The full set of entries below needs to be written out exactly.

(Dataset rows for apps and sites)
※ ※ ※
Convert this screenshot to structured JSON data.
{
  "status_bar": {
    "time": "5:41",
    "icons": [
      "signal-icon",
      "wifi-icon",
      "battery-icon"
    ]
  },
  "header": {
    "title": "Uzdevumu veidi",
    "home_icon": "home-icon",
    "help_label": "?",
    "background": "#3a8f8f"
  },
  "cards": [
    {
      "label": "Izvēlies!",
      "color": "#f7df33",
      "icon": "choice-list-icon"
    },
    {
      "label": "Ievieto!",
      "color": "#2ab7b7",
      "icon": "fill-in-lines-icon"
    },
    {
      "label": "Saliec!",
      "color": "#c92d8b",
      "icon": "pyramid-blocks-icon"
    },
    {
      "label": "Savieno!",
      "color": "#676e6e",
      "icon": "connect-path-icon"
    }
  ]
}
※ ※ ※
WORKED SOLUTION:
Convert this screenshot to structured JSON data.
{
  "status_bar": {
    "time": "5:41",
    "icons": [
      "signal-icon",
      "wifi-icon",
      "battery-icon"
    ]
  },
  "header": {
    "title": "Uzdevumu veidi",
    "home_icon": "home-icon",
    "help_label": "?",
    "background": "#3a8f8f"
  },
  "cards": [
    {
      "label": "Izvēlies!",
      "color": "#f7df33",
      "icon": "choice-list-icon"
    },
    {
      "label": "Ievieto!",
      "color": "#2ab7b7",
      "icon": "fill-in-lines-icon"
    },
    {
      "label": "Saliec!",
      "color": "#c92d8b",
      "icon": "pyramid-blocks-icon"
    },
    {
      "label": "Savieno!",
      "color": "#676e6e",
      "icon": "connect-path-icon"
    }
  ]
}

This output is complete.